Roy Smith: Market crash?
In the original version of Winning the Game, we use comments from the commodity page of the Wall Street Journal as one of the factors that farmers could use when making out their marketing plan for pre- harvest grain sales. At one point, in one of the target years, the writer of the commentary used the term “crash”. If I remember correctly, the price move that accompanied the crash came in the middle of the summer after a nice weather rally.
I will admit that the same terminology crossed my mind yesterday after seeing the close on grain futures. Certainly, some of the same elements came into play. As I mentioned last week, the recent rally in prices has to be considered a weather rally. The volatility recently experienced is typical of a weather market. Prices reached a level that is very attractive, if yields turn out to be average or better. Farmers have been reluctant to make sales for fear that further weather problems will make prices shoot even higher. This is a normal response to a weather market. It causes most of us to miss opportunities for forward-pricing at very attractive levels.

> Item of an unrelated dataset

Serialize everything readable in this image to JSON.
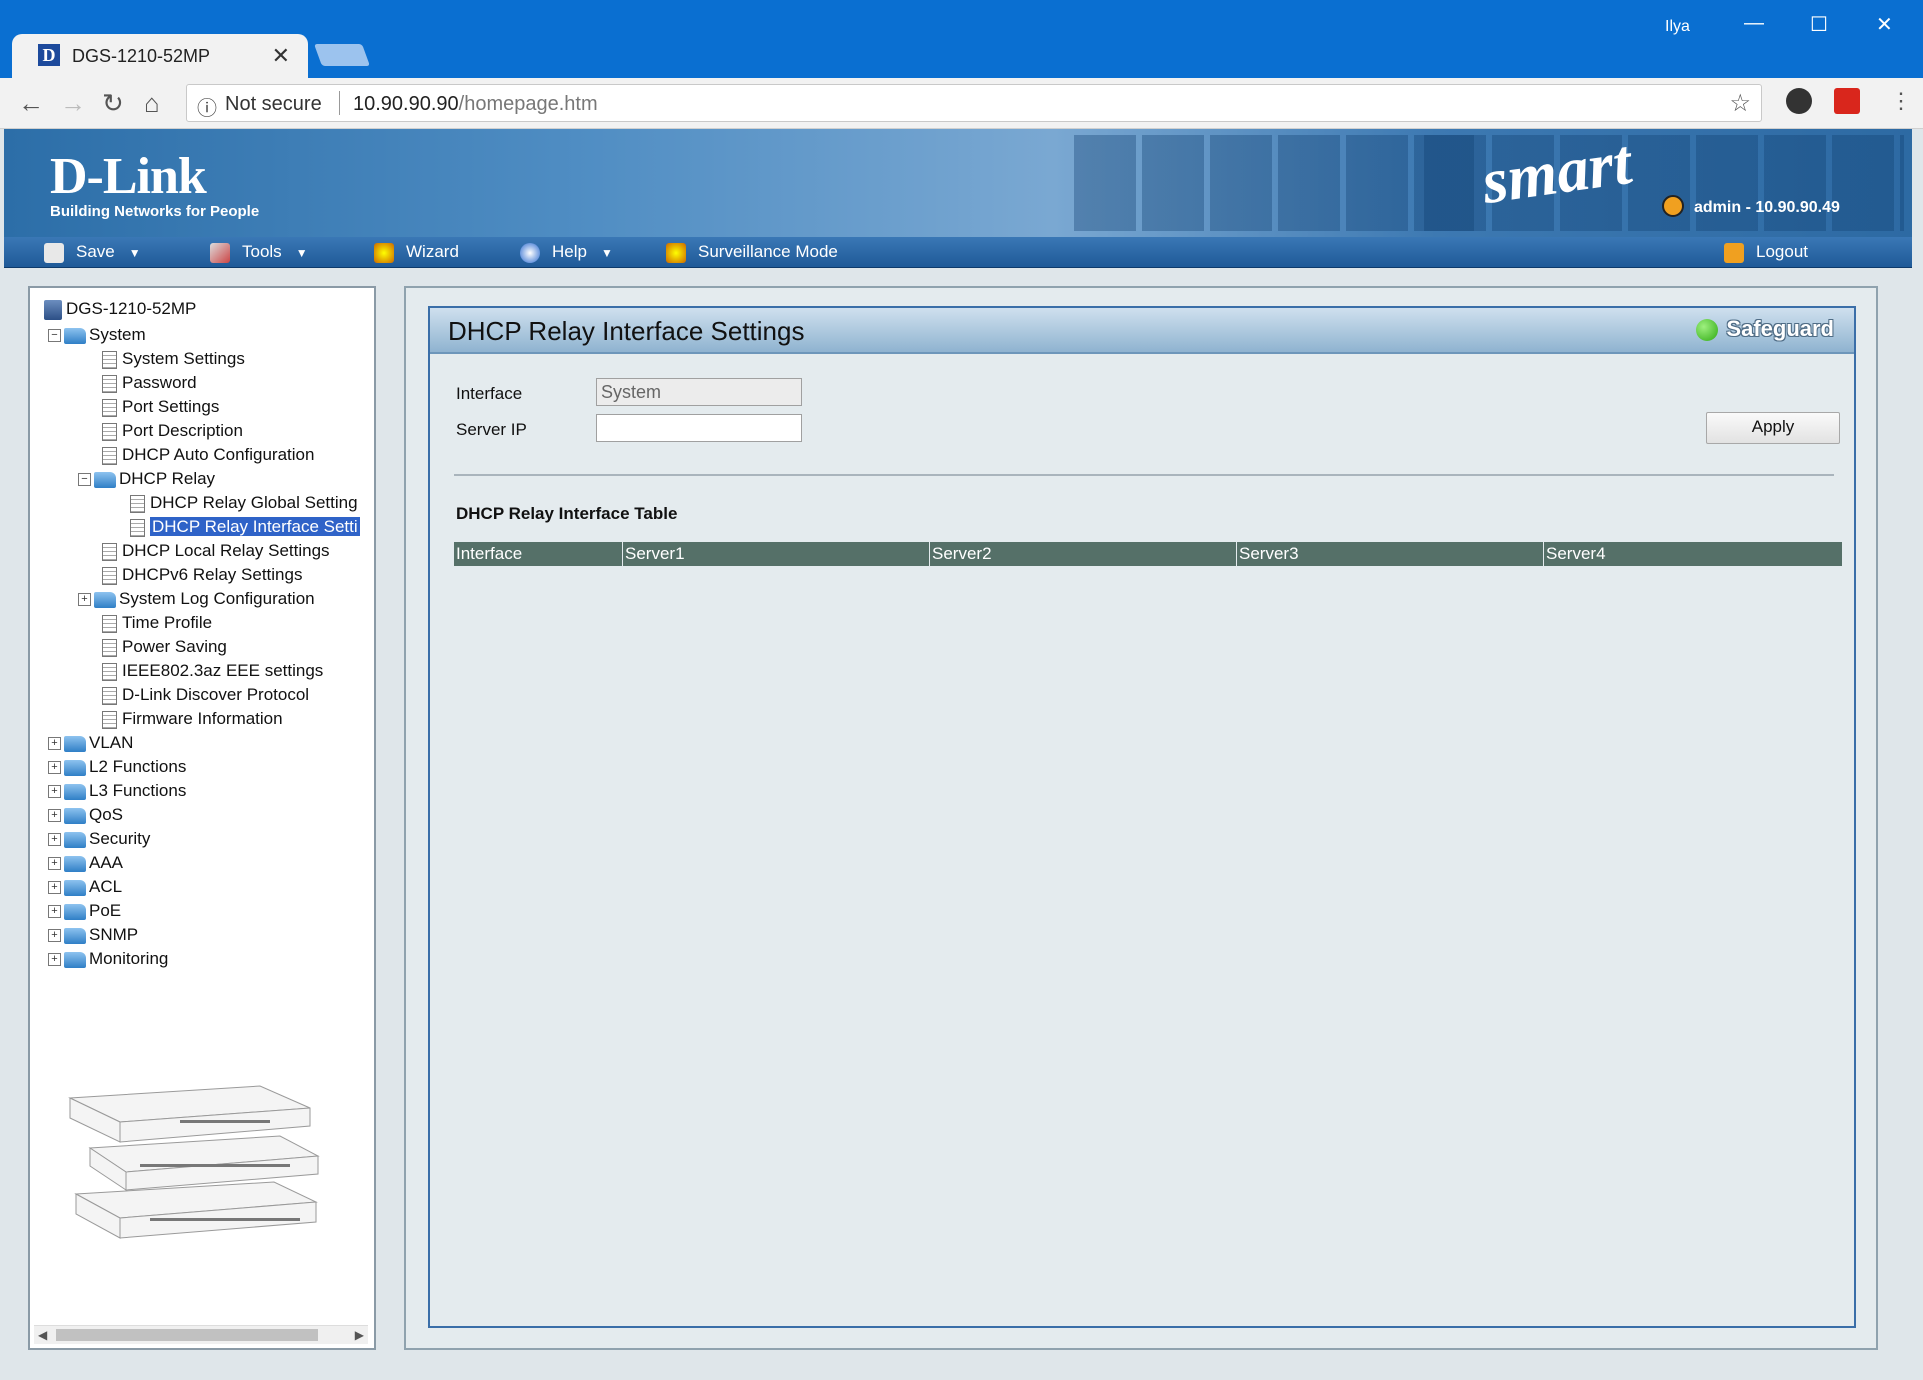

There are factors that make me think that Thursday’s price action, while very frustrating, does not qualify as a crash. It was mostly in the corn and wheat markets. Soybean futures were hit, but not as bad. Most non-agricultural commodities closed higher for the day. The fundamentals for old crop grain remain very strong. Any drop in futures will probably be met with commercial buying to obtain stocks for the summer until the new crop becomes available. Improving basis levels indicate that there is still excellent demand for cash corn and soybeans. Unfortunately, that situation is not true for wheat.
Long term seasonal charts show that opportunities for hitting the spring high with corn and soybean sales diminish after the middle of May. This suggests that most individuals should be down to the bushels they are willing to risk on a drought scare in the summer. I am not ready to call Thursday’s price action a crash. However, time is getting short for seeing price improvement based on cold, wet planting conditions. The time to sell is frequently when most people are preoccupied with planting. It is warm and windy in southeast Nebraska today. Any rebound in Friday’s markets is a selling opportunity!